I’ve had some fun over the last couple of months building out position based replication strategies of my own in the Managed futures space trying to estimate if markets move in a certain direction, how managed futures managers flows will change. And then I have been using the hosted holdings of your ETF to track live on average how I think the sock Jen, on average index positions did change over that period. And one of the very frustrating aspects of that exercise is, when you have an ETF like yours, you have this big chunk of a Cayman entity. And this I think, is totally out of Queensland at this point. But this is more maybe just fun structure education, I get people asking me about what these Cayman entities are, why are they in managed futures funds, I was hoping maybe you could just explain that for the record. So I’m
Andrew Beer 52:34
gonna put in big flashing red lights. I know this is a podcast, but I’m not a tax advisor, and not a tax lawyer etc. But basically ETFs can invest directly in commodities. Legally, the problem is that the tax characteristics of commodity futures contracts are different than the tax characteristics of, say, a Treasury 10 year Treasury futures contract. And most of the time, it probably doesn’t matter. But if you’re ever on the wrong side of it, it destroys the whole structure, basically. So nobody ever wants to take that risk. So instead, what you do is you take some of the money that’s sitting on the balance sheet, you basically create a new company offshore, a Cayman fund, that is 100%, owned by the ETF and you put some money down into it. And so for, in our case, golden oil are traded down in the Cayman sub. One of the things that’s slightly irritating about it is that the gains that are made in those contracts when they come back up into the ETF come back at a disadvantageous tax rate. So the trade off would be you can do it without investing in commodities. And you wouldn’t have to have the Cayman sub. But I think we and other people think that it’s worth the trade off, even though it’s a little bit more operationally complex. The last
Corey Hoffstein 53:53
question I’m asking everyone this season is to reflect back on their career and think about what was the luckiest break over your career?
Andrew Beer 54:03
Oh, that’s a good question. I guess I would say, probably getting interviewed by Seth Klarman, learning about the hedge fund industry. It was an area that I knew nothing about. I think even when I left bow post, I still didn’t really understand the industry. But I love what I do. It sent me down this path of working with incredibly smart people, always having new things to focus on every year, and having new opportunities. And I’ve been very lucky having my own firms for much of the past 25 years. And it’s given me an enormous flexibility in terms of where I work and how I work. And I don’t think I would have had that if I had gone into a more traditional area like private equity.

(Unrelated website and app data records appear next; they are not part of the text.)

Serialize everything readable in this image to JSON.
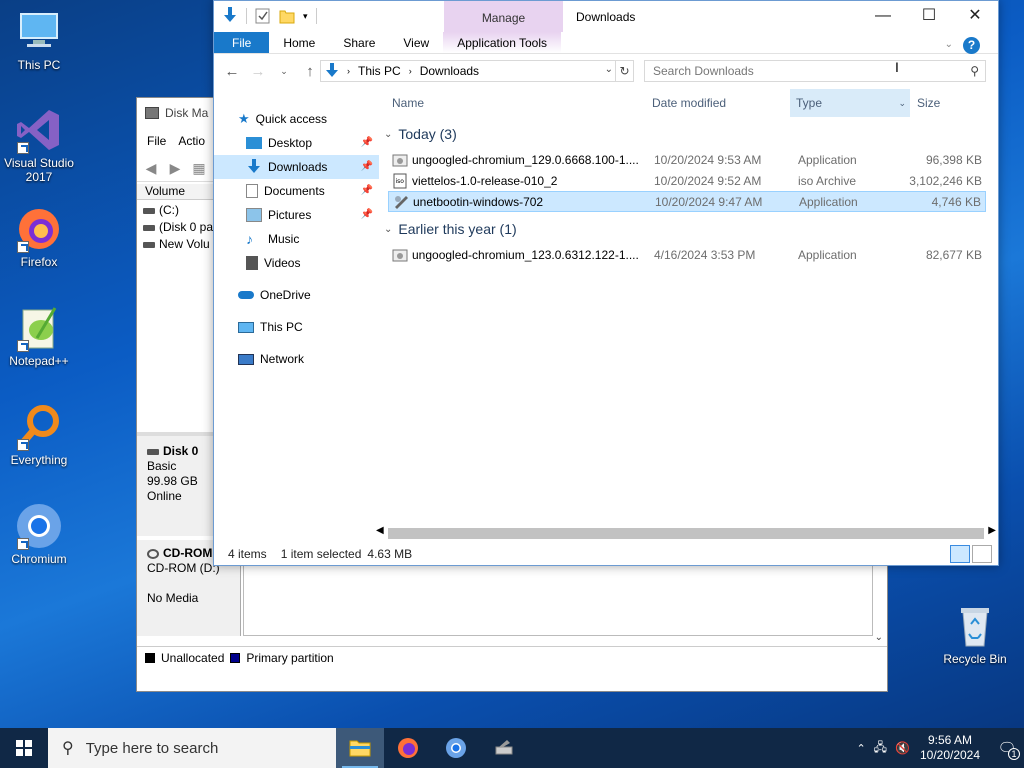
{
  "desktop": {
    "icons": [
      {
        "label": "This PC"
      },
      {
        "label": "Visual Studio 2017"
      },
      {
        "label": "Firefox"
      },
      {
        "label": "Notepad++"
      },
      {
        "label": "Everything"
      },
      {
        "label": "Chromium"
      },
      {
        "label": "Recycle Bin"
      }
    ]
  },
  "diskmgmt": {
    "title": "Disk Ma",
    "menu": [
      "File",
      "Actio"
    ],
    "volume_header": "Volume",
    "volumes": [
      "(C:)",
      "(Disk 0 par",
      "New Volu"
    ],
    "disk0": {
      "name": "Disk 0",
      "type": "Basic",
      "size": "99.98 GB",
      "status": "Online"
    },
    "cdrom": {
      "name": "CD-ROM",
      "drive": "CD-ROM (D:)",
      "media": "No Media"
    },
    "legend": {
      "unallocated": "Unallocated",
      "primary": "Primary partition"
    }
  },
  "explorer": {
    "title": "Downloads",
    "manage_tab": "Manage",
    "ribbon_tabs": {
      "file": "File",
      "home": "Home",
      "share": "Share",
      "view": "View",
      "app_tools": "Application Tools"
    },
    "breadcrumb": [
      "This PC",
      "Downloads"
    ],
    "search_placeholder": "Search Downloads",
    "nav": {
      "quick_access": "Quick access",
      "desktop": "Desktop",
      "downloads": "Downloads",
      "documents": "Documents",
      "pictures": "Pictures",
      "music": "Music",
      "videos": "Videos",
      "onedrive": "OneDrive",
      "this_pc": "This PC",
      "network": "Network"
    },
    "columns": {
      "name": "Name",
      "date": "Date modified",
      "type": "Type",
      "size": "Size"
    },
    "groups": [
      {
        "label": "Today (3)",
        "files": [
          {
            "name": "ungoogled-chromium_129.0.6668.100-1....",
            "date": "10/20/2024 9:53 AM",
            "type": "Application",
            "size": "96,398 KB"
          },
          {
            "name": "viettelos-1.0-release-010_2",
            "date": "10/20/2024 9:52 AM",
            "type": "iso Archive",
            "size": "3,102,246 KB"
          },
          {
            "name": "unetbootin-windows-702",
            "date": "10/20/2024 9:47 AM",
            "type": "Application",
            "size": "4,746 KB"
          }
        ]
      },
      {
        "label": "Earlier this year (1)",
        "files": [
          {
            "name": "ungoogled-chromium_123.0.6312.122-1....",
            "date": "4/16/2024 3:53 PM",
            "type": "Application",
            "size": "82,677 KB"
          }
        ]
      }
    ],
    "status": {
      "count": "4 items",
      "selected": "1 item selected",
      "size": "4.63 MB"
    }
  },
  "taskbar": {
    "search_placeholder": "Type here to search",
    "time": "9:56 AM",
    "date": "10/20/2024",
    "notification_count": "1"
  }
}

Corey Hoffstein 54:44
Well, Andrew, this has really been phenomenal. Thank you for joining me.
Andrew Beer 54:47